***** Input data

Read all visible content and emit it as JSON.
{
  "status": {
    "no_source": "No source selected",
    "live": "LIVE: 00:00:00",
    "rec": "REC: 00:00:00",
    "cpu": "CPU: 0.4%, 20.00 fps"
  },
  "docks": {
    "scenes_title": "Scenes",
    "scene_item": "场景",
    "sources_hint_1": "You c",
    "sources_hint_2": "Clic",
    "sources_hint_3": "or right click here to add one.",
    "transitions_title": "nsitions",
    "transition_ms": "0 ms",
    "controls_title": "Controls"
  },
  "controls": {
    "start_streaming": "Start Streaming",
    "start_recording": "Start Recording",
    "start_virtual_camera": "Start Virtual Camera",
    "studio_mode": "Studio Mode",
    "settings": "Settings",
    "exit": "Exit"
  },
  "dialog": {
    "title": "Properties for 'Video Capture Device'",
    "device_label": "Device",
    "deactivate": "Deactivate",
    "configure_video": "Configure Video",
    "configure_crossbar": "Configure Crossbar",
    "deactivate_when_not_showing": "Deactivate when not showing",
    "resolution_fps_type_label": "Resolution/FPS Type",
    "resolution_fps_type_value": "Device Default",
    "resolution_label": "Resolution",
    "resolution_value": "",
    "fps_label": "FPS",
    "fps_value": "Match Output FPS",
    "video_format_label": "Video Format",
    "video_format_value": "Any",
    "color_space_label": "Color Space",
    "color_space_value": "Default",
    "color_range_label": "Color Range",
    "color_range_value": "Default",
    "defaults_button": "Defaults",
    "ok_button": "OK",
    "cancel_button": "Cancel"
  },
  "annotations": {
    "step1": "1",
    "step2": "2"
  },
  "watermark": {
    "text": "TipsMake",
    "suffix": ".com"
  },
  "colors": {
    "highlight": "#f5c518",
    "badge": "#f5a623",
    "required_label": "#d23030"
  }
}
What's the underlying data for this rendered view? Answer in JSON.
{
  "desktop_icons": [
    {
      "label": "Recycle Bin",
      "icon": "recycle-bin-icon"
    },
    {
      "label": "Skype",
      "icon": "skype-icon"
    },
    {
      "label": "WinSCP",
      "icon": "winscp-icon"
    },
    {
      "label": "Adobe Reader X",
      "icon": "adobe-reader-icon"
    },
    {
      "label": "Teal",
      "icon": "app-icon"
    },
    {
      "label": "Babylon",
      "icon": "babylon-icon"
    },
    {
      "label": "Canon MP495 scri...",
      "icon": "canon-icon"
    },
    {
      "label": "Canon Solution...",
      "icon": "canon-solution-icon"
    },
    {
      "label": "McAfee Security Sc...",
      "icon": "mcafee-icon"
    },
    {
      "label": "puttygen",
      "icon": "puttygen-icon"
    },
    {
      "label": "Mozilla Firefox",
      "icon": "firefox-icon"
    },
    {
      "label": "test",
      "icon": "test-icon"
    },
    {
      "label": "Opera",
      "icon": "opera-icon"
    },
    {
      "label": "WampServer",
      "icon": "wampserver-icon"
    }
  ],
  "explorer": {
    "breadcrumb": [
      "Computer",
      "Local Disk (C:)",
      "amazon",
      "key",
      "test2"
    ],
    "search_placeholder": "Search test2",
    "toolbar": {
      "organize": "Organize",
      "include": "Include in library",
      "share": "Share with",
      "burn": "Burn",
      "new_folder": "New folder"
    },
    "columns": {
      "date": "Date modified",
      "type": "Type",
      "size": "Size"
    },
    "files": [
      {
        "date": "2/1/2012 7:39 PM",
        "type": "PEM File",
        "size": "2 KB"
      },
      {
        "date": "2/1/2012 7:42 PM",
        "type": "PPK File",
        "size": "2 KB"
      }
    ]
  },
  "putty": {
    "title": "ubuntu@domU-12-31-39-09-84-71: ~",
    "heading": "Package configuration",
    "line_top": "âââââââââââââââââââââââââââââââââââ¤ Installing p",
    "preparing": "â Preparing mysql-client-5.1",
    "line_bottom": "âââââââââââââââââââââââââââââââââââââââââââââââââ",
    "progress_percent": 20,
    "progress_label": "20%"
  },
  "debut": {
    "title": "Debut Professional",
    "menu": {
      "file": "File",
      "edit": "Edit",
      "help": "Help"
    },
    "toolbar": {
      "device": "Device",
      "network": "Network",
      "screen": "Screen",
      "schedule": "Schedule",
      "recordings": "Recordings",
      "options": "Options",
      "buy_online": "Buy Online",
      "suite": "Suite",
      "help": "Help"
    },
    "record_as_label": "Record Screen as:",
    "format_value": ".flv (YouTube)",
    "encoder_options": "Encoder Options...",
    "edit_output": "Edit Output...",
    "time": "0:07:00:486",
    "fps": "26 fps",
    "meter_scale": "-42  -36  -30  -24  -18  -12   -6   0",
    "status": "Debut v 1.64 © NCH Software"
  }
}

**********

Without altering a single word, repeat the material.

### Task response
Read all visible content and emit it as JSON.
{
  "status": {
    "no_source": "No source selected",
    "live": "LIVE: 00:00:00",
    "rec": "REC: 00:00:00",
    "cpu": "CPU: 0.4%, 20.00 fps"
  },
  "docks": {
    "scenes_title": "Scenes",
    "scene_item": "场景",
    "sources_hint_1": "You c",
    "sources_hint_2": "Clic",
    "sources_hint_3": "or right click here to add one.",
    "transitions_title": "nsitions",
    "transition_ms": "0 ms",
    "controls_title": "Controls"
  },
  "controls": {
    "start_streaming": "Start Streaming",
    "start_recording": "Start Recording",
    "start_virtual_camera": "Start Virtual Camera",
    "studio_mode": "Studio Mode",
    "settings": "Settings",
    "exit": "Exit"
  },
  "dialog": {
    "title": "Properties for 'Video Capture Device'",
    "device_label": "Device",
    "deactivate": "Deactivate",
    "configure_video": "Configure Video",
    "configure_crossbar": "Configure Crossbar",
    "deactivate_when_not_showing": "Deactivate when not showing",
    "resolution_fps_type_label": "Resolution/FPS Type",
    "resolution_fps_type_value": "Device Default",
    "resolution_label": "Resolution",
    "resolution_value": "",
    "fps_label": "FPS",
    "fps_value": "Match Output FPS",
    "video_format_label": "Video Format",
    "video_format_value": "Any",
    "color_space_label": "Color Space",
    "color_space_value": "Default",
    "color_range_label": "Color Range",
    "color_range_value": "Default",
    "defaults_button": "Defaults",
    "ok_button": "OK",
    "cancel_button": "Cancel"
  },
  "annotations": {
    "step1": "1",
    "step2": "2"
  },
  "watermark": {
    "text": "TipsMake",
    "suffix": ".com"
  },
  "colors": {
    "highlight": "#f5c518",
    "badge": "#f5a623",
    "required_label": "#d23030"
  }
}
What's the underlying data for this rendered view? Answer in JSON.
{
  "desktop_icons": [
    {
      "label": "Recycle Bin",
      "icon": "recycle-bin-icon"
    },
    {
      "label": "Skype",
      "icon": "skype-icon"
    },
    {
      "label": "WinSCP",
      "icon": "winscp-icon"
    },
    {
      "label": "Adobe Reader X",
      "icon": "adobe-reader-icon"
    },
    {
      "label": "Teal",
      "icon": "app-icon"
    },
    {
      "label": "Babylon",
      "icon": "babylon-icon"
    },
    {
      "label": "Canon MP495 scri...",
      "icon": "canon-icon"
    },
    {
      "label": "Canon Solution...",
      "icon": "canon-solution-icon"
    },
    {
      "label": "McAfee Security Sc...",
      "icon": "mcafee-icon"
    },
    {
      "label": "puttygen",
      "icon": "puttygen-icon"
    },
    {
      "label": "Mozilla Firefox",
      "icon": "firefox-icon"
    },
    {
      "label": "test",
      "icon": "test-icon"
    },
    {
      "label": "Opera",
      "icon": "opera-icon"
    },
    {
      "label": "WampServer",
      "icon": "wampserver-icon"
    }
  ],
  "explorer": {
    "breadcrumb": [
      "Computer",
      "Local Disk (C:)",
      "amazon",
      "key",
      "test2"
    ],
    "search_placeholder": "Search test2",
    "toolbar": {
      "organize": "Organize",
      "include": "Include in library",
      "share": "Share with",
      "burn": "Burn",
      "new_folder": "New folder"
    },
    "columns": {
      "date": "Date modified",
      "type": "Type",
      "size": "Size"
    },
    "files": [
      {
        "date": "2/1/2012 7:39 PM",
        "type": "PEM File",
        "size": "2 KB"
      },
      {
        "date": "2/1/2012 7:42 PM",
        "type": "PPK File",
        "size": "2 KB"
      }
    ]
  },
  "putty": {
    "title": "ubuntu@domU-12-31-39-09-84-71: ~",
    "heading": "Package configuration",
    "line_top": "âââââââââââââââââââââââââââââââââââ¤ Installing p",
    "preparing": "â Preparing mysql-client-5.1",
    "line_bottom": "âââââââââââââââââââââââââââââââââââââââââââââââââ",
    "progress_percent": 20,
    "progress_label": "20%"
  },
  "debut": {
    "title": "Debut Professional",
    "menu": {
      "file": "File",
      "edit": "Edit",
      "help": "Help"
    },
    "toolbar": {
      "device": "Device",
      "network": "Network",
      "screen": "Screen",
      "schedule": "Schedule",
      "recordings": "Recordings",
      "options": "Options",
      "buy_online": "Buy Online",
      "suite": "Suite",
      "help": "Help"
    },
    "record_as_label": "Record Screen as:",
    "format_value": ".flv (YouTube)",
    "encoder_options": "Encoder Options...",
    "edit_output": "Edit Output...",
    "time": "0:07:00:486",
    "fps": "26 fps",
    "meter_scale": "-42  -36  -30  -24  -18  -12   -6   0",
    "status": "Debut v 1.64 © NCH Software"
  }
}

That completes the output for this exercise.